As marginalia became more widely used and spread out from the elite literate circles, the structure and precedence of early margin-users like Erasmus, Gabriel Harvey, John Dee, and John Evelyn, shaped the way the public would begin to write in texts. The scholarly etiquette of marginalia was defined by a vast majority of great thinkers and a significant amount of modern scholarship is dedicated to understanding and interpreting the marginalia of great thinkers. It was Erasmus and later, Samuel Taylor Coleridge who played the most significant roles in shaping scholarly marginalia simply because they stressed its important and left a great deal of their marginalia behind.

Forms of Marginalia

The forms of marginalia are as wide-ranging as the users who create them.
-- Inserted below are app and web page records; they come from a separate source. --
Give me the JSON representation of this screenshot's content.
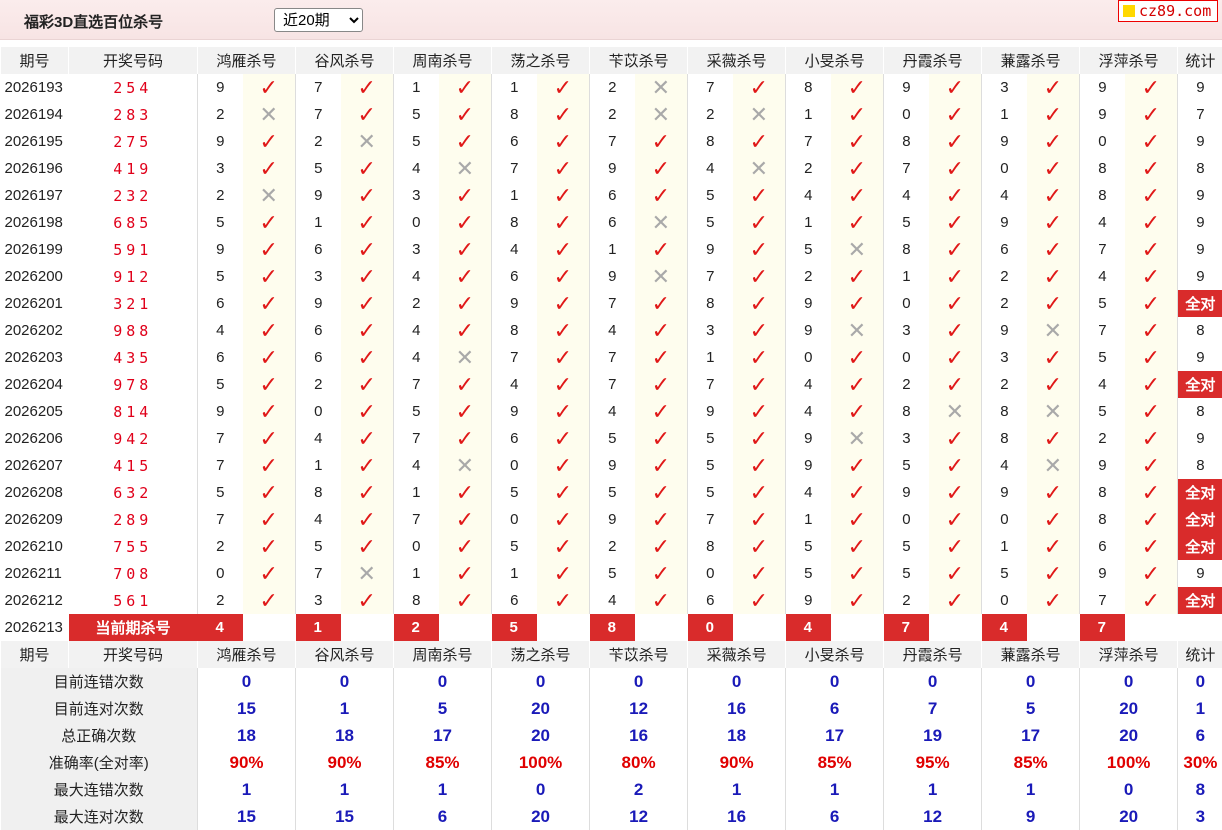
{
  "header": {
    "title": "福彩3D直选百位杀号",
    "period_select": "近20期",
    "logo": "cz89.com"
  },
  "columns": {
    "period": "期号",
    "draw": "开奖号码",
    "experts": [
      "鸿雁杀号",
      "谷风杀号",
      "周南杀号",
      "荡之杀号",
      "苄苡杀号",
      "采薇杀号",
      "小旻杀号",
      "丹霞杀号",
      "蒹露杀号",
      "浮萍杀号"
    ],
    "tally": "统计"
  },
  "rows": [
    {
      "period": "2026193",
      "draw": "254",
      "kills": [
        9,
        7,
        1,
        1,
        2,
        7,
        8,
        9,
        3,
        9
      ],
      "ok": [
        1,
        1,
        1,
        1,
        0,
        1,
        1,
        1,
        1,
        1
      ],
      "tally": "9"
    },
    {
      "period": "2026194",
      "draw": "283",
      "kills": [
        2,
        7,
        5,
        8,
        2,
        2,
        1,
        0,
        1,
        9
      ],
      "ok": [
        0,
        1,
        1,
        1,
        0,
        0,
        1,
        1,
        1,
        1
      ],
      "tally": "7"
    },
    {
      "period": "2026195",
      "draw": "275",
      "kills": [
        9,
        2,
        5,
        6,
        7,
        8,
        7,
        8,
        9,
        0
      ],
      "ok": [
        1,
        0,
        1,
        1,
        1,
        1,
        1,
        1,
        1,
        1
      ],
      "tally": "9"
    },
    {
      "period": "2026196",
      "draw": "419",
      "kills": [
        3,
        5,
        4,
        7,
        9,
        4,
        2,
        7,
        0,
        8
      ],
      "ok": [
        1,
        1,
        0,
        1,
        1,
        0,
        1,
        1,
        1,
        1
      ],
      "tally": "8"
    },
    {
      "period": "2026197",
      "draw": "232",
      "kills": [
        2,
        9,
        3,
        1,
        6,
        5,
        4,
        4,
        4,
        8
      ],
      "ok": [
        0,
        1,
        1,
        1,
        1,
        1,
        1,
        1,
        1,
        1
      ],
      "tally": "9"
    },
    {
      "period": "2026198",
      "draw": "685",
      "kills": [
        5,
        1,
        0,
        8,
        6,
        5,
        1,
        5,
        9,
        4
      ],
      "ok": [
        1,
        1,
        1,
        1,
        0,
        1,
        1,
        1,
        1,
        1
      ],
      "tally": "9"
    },
    {
      "period": "2026199",
      "draw": "591",
      "kills": [
        9,
        6,
        3,
        4,
        1,
        9,
        5,
        8,
        6,
        7
      ],
      "ok": [
        1,
        1,
        1,
        1,
        1,
        1,
        0,
        1,
        1,
        1
      ],
      "tally": "9"
    },
    {
      "period": "2026200",
      "draw": "912",
      "kills": [
        5,
        3,
        4,
        6,
        9,
        7,
        2,
        1,
        2,
        4
      ],
      "ok": [
        1,
        1,
        1,
        1,
        0,
        1,
        1,
        1,
        1,
        1
      ],
      "tally": "9"
    },
    {
      "period": "2026201",
      "draw": "321",
      "kills": [
        6,
        9,
        2,
        9,
        7,
        8,
        9,
        0,
        2,
        5
      ],
      "ok": [
        1,
        1,
        1,
        1,
        1,
        1,
        1,
        1,
        1,
        1
      ],
      "tally": "全对"
    },
    {
      "period": "2026202",
      "draw": "988",
      "kills": [
        4,
        6,
        4,
        8,
        4,
        3,
        9,
        3,
        9,
        7
      ],
      "ok": [
        1,
        1,
        1,
        1,
        1,
        1,
        0,
        1,
        0,
        1
      ],
      "tally": "8"
    },
    {
      "period": "2026203",
      "draw": "435",
      "kills": [
        6,
        6,
        4,
        7,
        7,
        1,
        0,
        0,
        3,
        5
      ],
      "ok": [
        1,
        1,
        0,
        1,
        1,
        1,
        1,
        1,
        1,
        1
      ],
      "tally": "9"
    },
    {
      "period": "2026204",
      "draw": "978",
      "kills": [
        5,
        2,
        7,
        4,
        7,
        7,
        4,
        2,
        2,
        4
      ],
      "ok": [
        1,
        1,
        1,
        1,
        1,
        1,
        1,
        1,
        1,
        1
      ],
      "tally": "全对"
    },
    {
      "period": "2026205",
      "draw": "814",
      "kills": [
        9,
        0,
        5,
        9,
        4,
        9,
        4,
        8,
        8,
        5
      ],
      "ok": [
        1,
        1,
        1,
        1,
        1,
        1,
        1,
        0,
        0,
        1
      ],
      "tally": "8"
    },
    {
      "period": "2026206",
      "draw": "942",
      "kills": [
        7,
        4,
        7,
        6,
        5,
        5,
        9,
        3,
        8,
        2
      ],
      "ok": [
        1,
        1,
        1,
        1,
        1,
        1,
        0,
        1,
        1,
        1
      ],
      "tally": "9"
    },
    {
      "period": "2026207",
      "draw": "415",
      "kills": [
        7,
        1,
        4,
        0,
        9,
        5,
        9,
        5,
        4,
        9
      ],
      "ok": [
        1,
        1,
        0,
        1,
        1,
        1,
        1,
        1,
        0,
        1
      ],
      "tally": "8"
    },
    {
      "period": "2026208",
      "draw": "632",
      "kills": [
        5,
        8,
        1,
        5,
        5,
        5,
        4,
        9,
        9,
        8
      ],
      "ok": [
        1,
        1,
        1,
        1,
        1,
        1,
        1,
        1,
        1,
        1
      ],
      "tally": "全对"
    },
    {
      "period": "2026209",
      "draw": "289",
      "kills": [
        7,
        4,
        7,
        0,
        9,
        7,
        1,
        0,
        0,
        8
      ],
      "ok": [
        1,
        1,
        1,
        1,
        1,
        1,
        1,
        1,
        1,
        1
      ],
      "tally": "全对"
    },
    {
      "period": "2026210",
      "draw": "755",
      "kills": [
        2,
        5,
        0,
        5,
        2,
        8,
        5,
        5,
        1,
        6
      ],
      "ok": [
        1,
        1,
        1,
        1,
        1,
        1,
        1,
        1,
        1,
        1
      ],
      "tally": "全对"
    },
    {
      "period": "2026211",
      "draw": "708",
      "kills": [
        0,
        7,
        1,
        1,
        5,
        0,
        5,
        5,
        5,
        9
      ],
      "ok": [
        1,
        0,
        1,
        1,
        1,
        1,
        1,
        1,
        1,
        1
      ],
      "tally": "9"
    },
    {
      "period": "2026212",
      "draw": "561",
      "kills": [
        2,
        3,
        8,
        6,
        4,
        6,
        9,
        2,
        0,
        7
      ],
      "ok": [
        1,
        1,
        1,
        1,
        1,
        1,
        1,
        1,
        1,
        1
      ],
      "tally": "全对"
    }
  ],
  "current": {
    "period": "2026213",
    "label": "当前期杀号",
    "kills": [
      4,
      1,
      2,
      5,
      8,
      0,
      4,
      7,
      4,
      7
    ]
  },
  "summary": [
    {
      "label": "目前连错次数",
      "values": [
        "0",
        "0",
        "0",
        "0",
        "0",
        "0",
        "0",
        "0",
        "0",
        "0"
      ],
      "tally": "0",
      "rate": false
    },
    {
      "label": "目前连对次数",
      "values": [
        "15",
        "1",
        "5",
        "20",
        "12",
        "16",
        "6",
        "7",
        "5",
        "20"
      ],
      "tally": "1",
      "rate": false
    },
    {
      "label": "总正确次数",
      "values": [
        "18",
        "18",
        "17",
        "20",
        "16",
        "18",
        "17",
        "19",
        "17",
        "20"
      ],
      "tally": "6",
      "rate": false
    },
    {
      "label": "准确率(全对率)",
      "values": [
        "90%",
        "90%",
        "85%",
        "100%",
        "80%",
        "90%",
        "85%",
        "95%",
        "85%",
        "100%"
      ],
      "tally": "30%",
      "rate": true
    },
    {
      "label": "最大连错次数",
      "values": [
        "1",
        "1",
        "1",
        "0",
        "2",
        "1",
        "1",
        "1",
        "1",
        "0"
      ],
      "tally": "8",
      "rate": false
    },
    {
      "label": "最大连对次数",
      "values": [
        "15",
        "15",
        "6",
        "20",
        "12",
        "16",
        "6",
        "12",
        "9",
        "20"
      ],
      "tally": "3",
      "rate": false
    }
  ],
  "icons": {
    "ok": "check-icon",
    "ng": "cross-icon"
  },
  "colors": {
    "draw": "#e0001a",
    "check": "#e01818",
    "cross": "#a9a9a9",
    "allok_bg": "#d92b2b",
    "summary_value": "#1a1ab8",
    "summary_rate": "#e00000"
  }
}
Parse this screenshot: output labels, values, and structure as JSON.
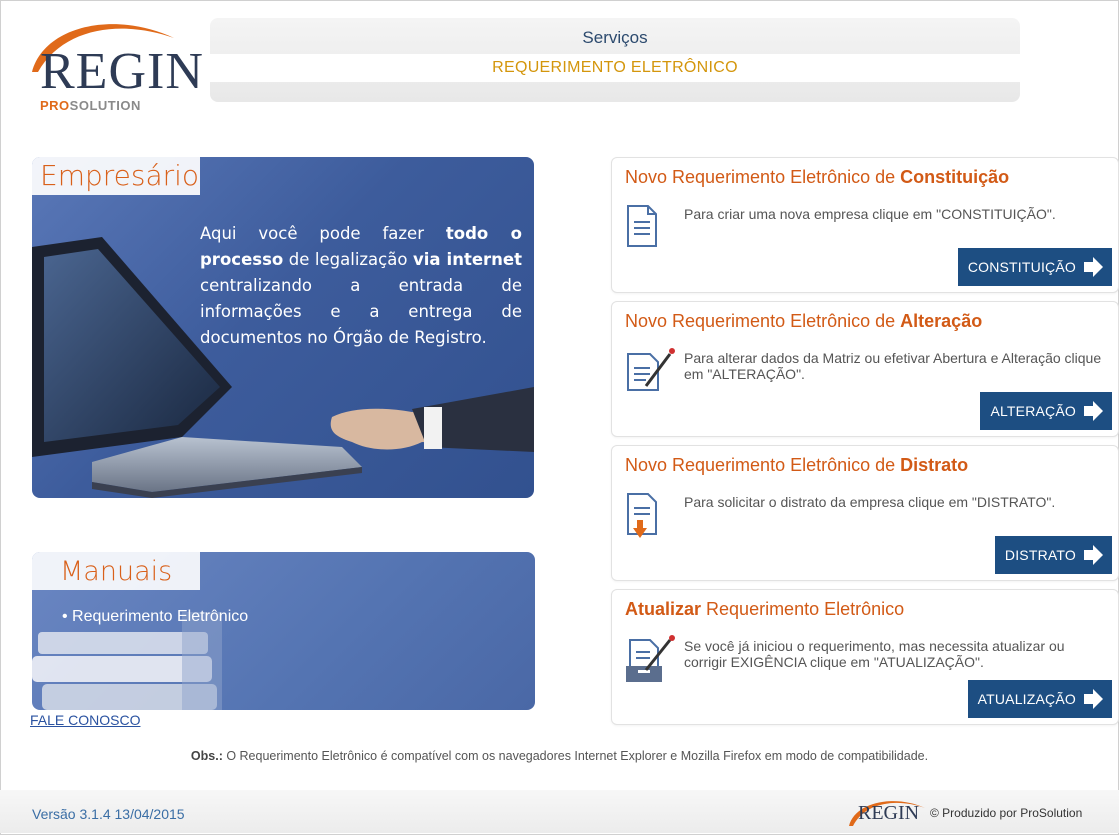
{
  "logo": {
    "name": "REGIN",
    "sub_pro": "PRO",
    "sub_solution": "SOLUTION"
  },
  "header": {
    "title": "Serviços",
    "subtitle": "REQUERIMENTO ELETRÔNICO"
  },
  "empresario": {
    "title": "Empresário",
    "text_1": "Aqui você pode fazer ",
    "text_b1": "todo o processo",
    "text_2": " de legalização ",
    "text_b2": "via internet",
    "text_3": " centralizando a entrada de informações e a entrega de documentos no Órgão de Registro."
  },
  "manuais": {
    "title": "Manuais",
    "link": "• Requerimento Eletrônico"
  },
  "fale_conosco": "FALE CONOSCO",
  "cards": [
    {
      "title_pre": "Novo Requerimento Eletrônico de ",
      "title_bold": "Constituição",
      "title_post": "",
      "desc": "Para criar uma nova empresa clique em \"CONSTITUIÇÃO\".",
      "button": "CONSTITUIÇÃO",
      "icon": "document-icon"
    },
    {
      "title_pre": "Novo Requerimento Eletrônico de ",
      "title_bold": "Alteração",
      "title_post": "",
      "desc": "Para alterar dados da Matriz ou efetivar Abertura e Alteração clique em \"ALTERAÇÃO\".",
      "button": "ALTERAÇÃO",
      "icon": "edit-document-icon"
    },
    {
      "title_pre": "Novo Requerimento Eletrônico de ",
      "title_bold": "Distrato",
      "title_post": "",
      "desc": "Para solicitar o distrato da empresa clique em \"DISTRATO\".",
      "button": "DISTRATO",
      "icon": "document-download-icon"
    },
    {
      "title_pre": "",
      "title_bold": "Atualizar",
      "title_post": " Requerimento Eletrônico",
      "desc": "Se você já iniciou o requerimento, mas necessita atualizar ou corrigir EXIGÊNCIA clique em \"ATUALIZAÇÃO\".",
      "button": "ATUALIZAÇÃO",
      "icon": "update-document-icon"
    }
  ],
  "obs": {
    "label": "Obs.:",
    "text": " O Requerimento Eletrônico é compatível com os navegadores Internet Explorer e Mozilla Firefox em modo de compatibilidade."
  },
  "footer": {
    "version": "Versão 3.1.4 13/04/2015",
    "logo": "REGIN",
    "credit": "© Produzido por ProSolution"
  },
  "colors": {
    "accent": "#d25a16",
    "button": "#1d4e82",
    "panel": "#3d5c9c",
    "header_sub": "#d4960c"
  }
}
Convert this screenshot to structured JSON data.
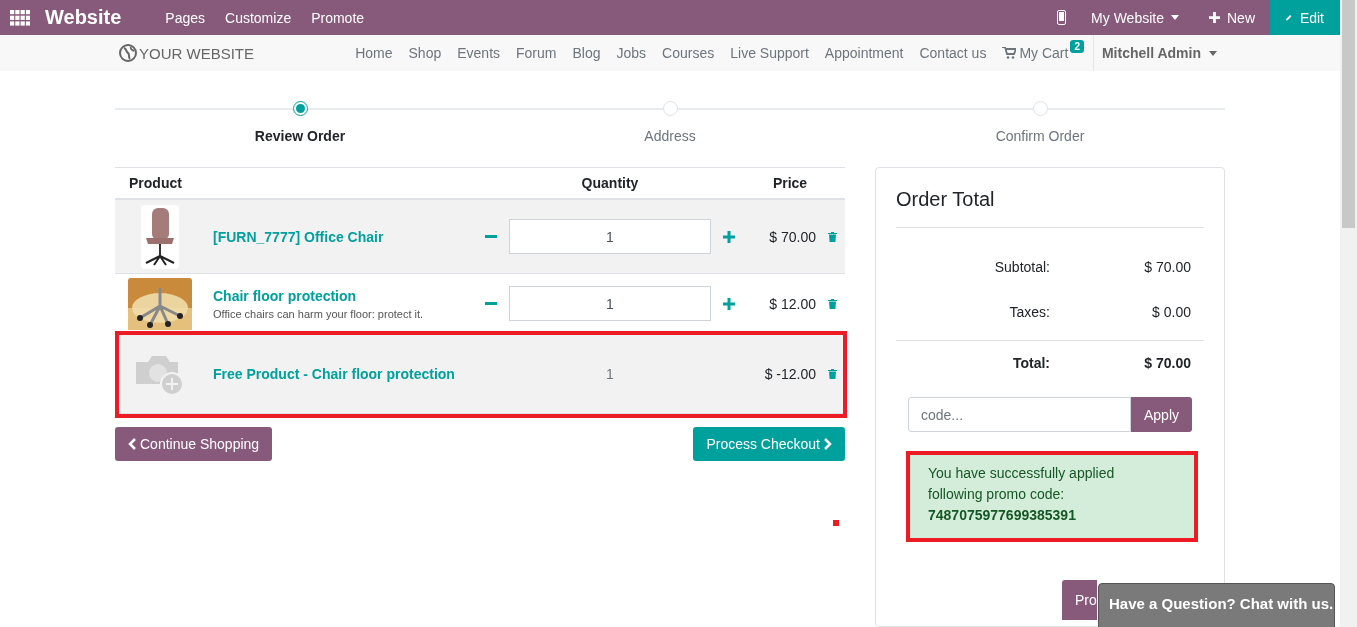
{
  "topbar": {
    "title": "Website",
    "menu": [
      "Pages",
      "Customize",
      "Promote"
    ],
    "website_switcher": "My Website",
    "new_button": "New",
    "edit_button": "Edit"
  },
  "navbar": {
    "logo": "YOUR WEBSITE",
    "links": [
      "Home",
      "Shop",
      "Events",
      "Forum",
      "Blog",
      "Jobs",
      "Courses",
      "Live Support",
      "Appointment",
      "Contact us"
    ],
    "cart": {
      "label": "My Cart",
      "count": "2"
    },
    "user": "Mitchell Admin"
  },
  "steps": [
    {
      "label": "Review Order",
      "selected": true
    },
    {
      "label": "Address",
      "selected": false
    },
    {
      "label": "Confirm Order",
      "selected": false
    }
  ],
  "cart_table": {
    "columns": [
      "Product",
      "Quantity",
      "Price"
    ],
    "rows": [
      {
        "kind": "product",
        "name": "[FURN_7777] Office Chair",
        "quantity": "1",
        "price": "$ 70.00",
        "highlighted": false
      },
      {
        "kind": "product",
        "name": "Chair floor protection",
        "description": "Office chairs can harm your floor: protect it.",
        "quantity": "1",
        "price": "$ 12.00",
        "highlighted": false
      },
      {
        "kind": "reward",
        "name": "Free Product - Chair floor protection",
        "quantity": "1",
        "price": "$ -12.00",
        "highlighted": true
      }
    ]
  },
  "continue_button": "Continue Shopping",
  "checkout_button": "Process Checkout",
  "summary": {
    "title": "Order Total",
    "lines": [
      {
        "kind": "normal",
        "label": "Subtotal:",
        "value": "$ 70.00"
      },
      {
        "kind": "normal",
        "label": "Taxes:",
        "value": "$ 0.00"
      },
      {
        "kind": "total",
        "label": "Total:",
        "value": "$ 70.00"
      }
    ],
    "promo": {
      "placeholder": "code...",
      "button": "Apply"
    },
    "alert": {
      "text": "You have successfully applied following promo code:",
      "code": "7487075977699385391",
      "highlighted": true
    },
    "checkout_button": "Pro"
  },
  "chat": {
    "label": "Have a Question? Chat with us."
  }
}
The following forms are the most common and easily categorized types of marginalia. This is not to say, however, that marginalia is this simple. Indeed, a great fascination with marginalia is its varying form.

Emendation

Emendation is textual alteration. In terms of marginalia, this is the physical act of correcting a manuscript. The modern reader and writer most likely has little experience with this kind of marginalia, as computer technology has drastically changed the very idea of literary correction. Emendation, in its original sense, is a kind act, but one that is fundamental to a proper academic discourse. Emendation among different people requires different minds to interact with a single text, to agree or disagree, and ultimately to broaden their respective views. Technological changes force us to ask whether true emendation and dialogue exist today (see below, "The Contemplation of Death").

Scholia, Glosses, and Rubrics

Scholia are the ancient forms of marginalia. They are grammatical or explanatory notes on ancient texts, written in the margin, that often explain relevant historical events or other literature the author deems relevant. Scholia have been present on the earliest publications of the Bible, classical literature, and legal code. Scholia are closely related to glosses, which are notes that explain obscure or foreign words and which will make it the glossary of a difficult text. Scholia and glosses are mainly structural forms of marginalia, and could be considered to include rubrics, which is the early name for headings in books that signal structural changes to a reader (Jackson). The important aspect to note here is that scholia, glosses, and rubrics are made by the author, not the reader. It is instructive marginalia that is nonetheless important for a reader's understanding especially of ancient or foreign texts.

Annotation

Footnotes & Citation

Libraries

Paper Production

Benjamin? Palimpsest Scarcity techniques

Mediatic Etymological Approach

What Is It About Books?

Marginalia as an Archaeology of Ideas

documenting ideas through changing technologies

The Contemplation of Death

Future